La Revanche de Dieu means "the revival of God." In this section, Huntington highlights the growing trend of civilizations to embrace and revive their religious roots. It's a global phenomenon, which for Huntington means there must be a global explanation. Significantly, he posits that the very thing that was supposed to have caused the death of religion has enabled its resurgence: modernization. As the sources of identity and authority have been disrupted, people have become increasingly separated from their roots. This creates a space in which people yearn to reclaim their roots and find a stable community. Religion provides the obvious answer to meeting these burgeoning needs of a modern society. This is a society in which people grow alienated and isolated from their home communities when forced to leave. Huntington says that during periods of societal stress and uncertainty, people search for a deeper sense of meaning and identity, which religion can provide. He also notes that "religions give people identity by positing a basic distinction between believers and non-believers." This infers that one group sees itself as superior to the other.

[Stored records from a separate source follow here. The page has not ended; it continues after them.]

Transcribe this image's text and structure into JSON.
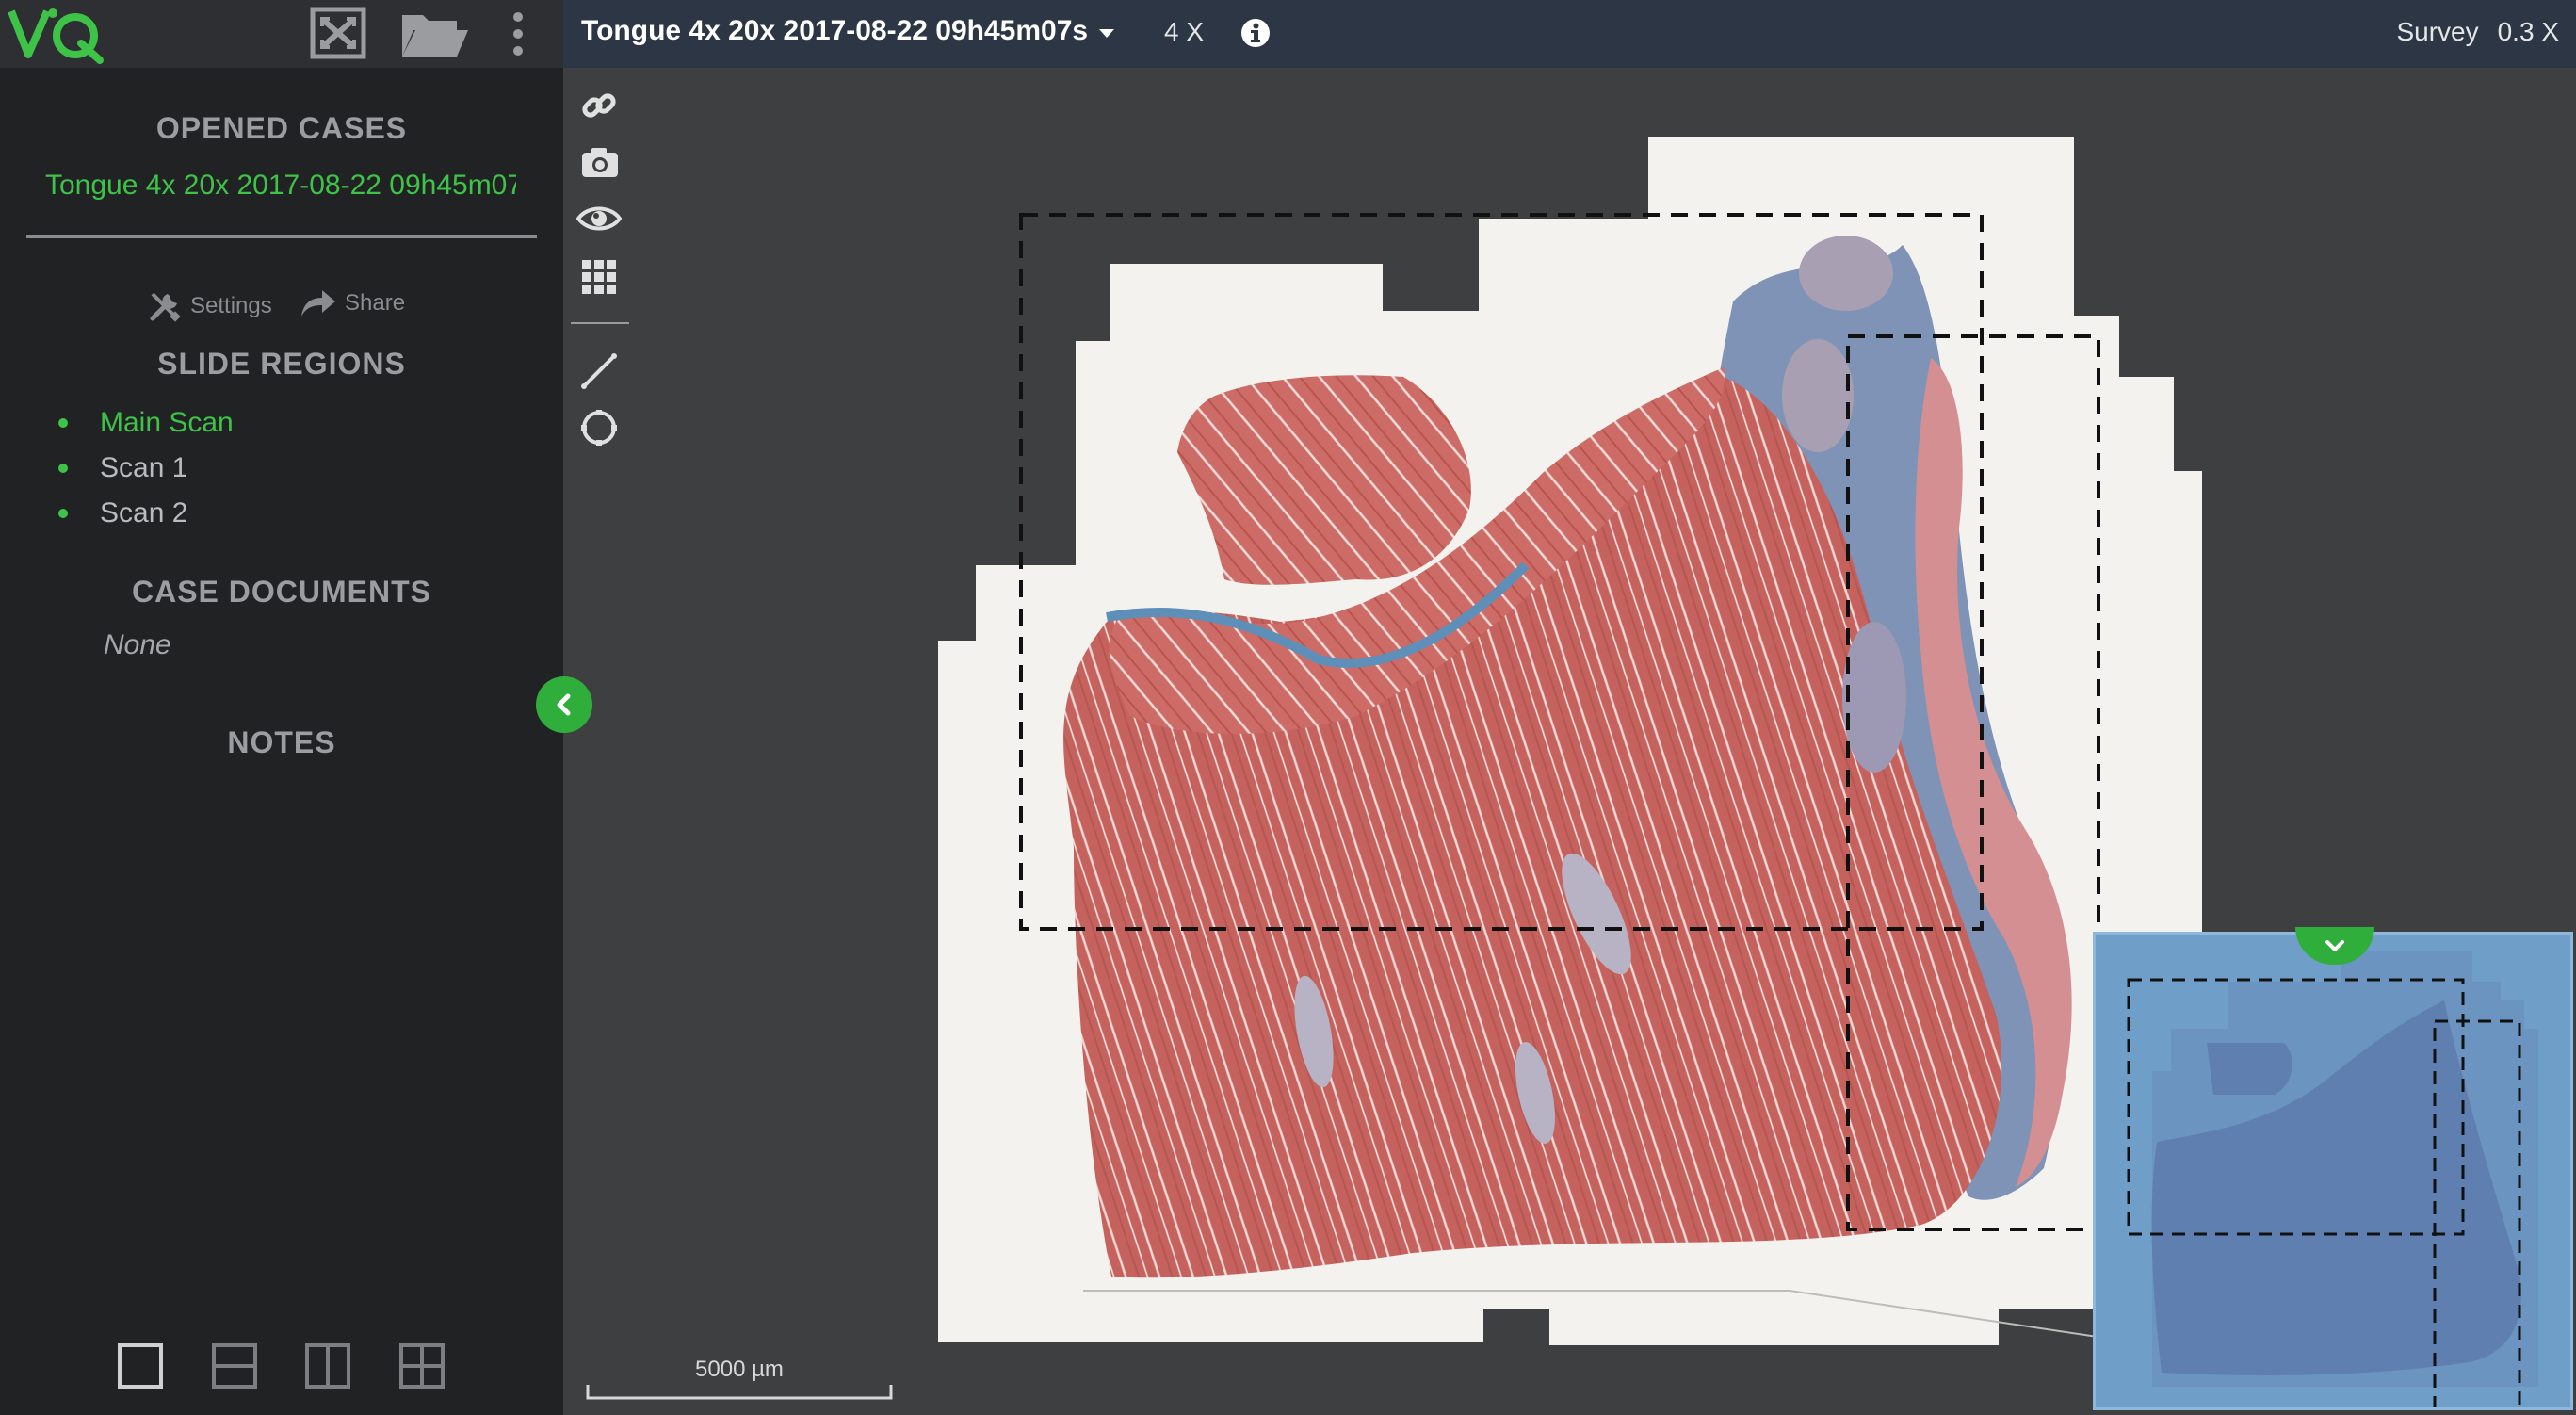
{
  "app": {
    "logo_text": "ViQ"
  },
  "sidebar": {
    "opened_cases_heading": "OPENED CASES",
    "opened_case": "Tongue 4x 20x 2017-08-22 09h45m07s",
    "settings_label": "Settings",
    "share_label": "Share",
    "slide_regions_heading": "SLIDE REGIONS",
    "regions": [
      {
        "label": "Main Scan",
        "active": true
      },
      {
        "label": "Scan 1",
        "active": false
      },
      {
        "label": "Scan 2",
        "active": false
      }
    ],
    "case_documents_heading": "CASE DOCUMENTS",
    "case_documents_empty": "None",
    "notes_heading": "NOTES",
    "layout_options": [
      "single-view-icon",
      "horizontal-split-icon",
      "vertical-split-icon",
      "quad-view-icon"
    ]
  },
  "topbar": {
    "slide_title": "Tongue 4x 20x 2017-08-22 09h45m07s",
    "magnification": "4 X",
    "survey_label": "Survey",
    "survey_zoom": "0.3 X"
  },
  "tools": [
    "link-icon",
    "camera-icon",
    "eye-icon",
    "grid-icon",
    "ruler-line-icon",
    "circle-annotation-icon"
  ],
  "viewer": {
    "scale_bar_label": "5000 µm"
  },
  "colors": {
    "accent": "#3ec247",
    "sidebar_bg": "#212224",
    "topbar_bg": "#2c3645",
    "viewer_bg": "#3e3f41",
    "tissue_muscle": "#c5655f",
    "tissue_connective": "#5a8fb8",
    "minimap_overlay": "#6f9fc9"
  }
}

Another tension-creating issue happens between civilizations that are spread along religious fault lines. This can make it difficult for both compromise and empathy toward the "Other." As people turn toward religion for a sense of belonging and meaning, fundamentalist movements spring up in response. These movements are "a way of coping with the experience of chaos, the loss of identity ... created by the rapid introduction of modern social and political patterns." In short, the more extreme the belief, the more certainty it provides for people, the more rigidly the lines are drawn between believers and non-believers. Huntington also posits that "religious groups meet social needs left untended by state bureaucracies." The implication is that perhaps humans were wrong to look to governments for moral and social needs. This left an opportunistic gap for religious—and particularly fundamentalist—groups to provide a sense of community and order for people.
In modern history, ideologies such as communism widely failed and were once thought to be an ideological replacement for religion. With secular failures, and without a widely embraced ideology to replace it, people turn to religion for comfort, guidance, and order. For Huntington, this is an obvious and predictable outcome that speaks to the fundamental human need to belong and find meaning and order. Islam is the most swiftly rising religion, which hints that "the revival of non-Western religions is the most powerful manifestation of anti-Westernism in non-Western societies." He sees it as a reclamation of cultural independence from the West. Significantly it is one that doesn't reject modernism. The rise of Islam likely caught the West off-guard. This surprise contributes to an uneasy and growing tension between the two civilizations. This is particularly enhanced because Islam lacks a core state and is based on religion rather than politics.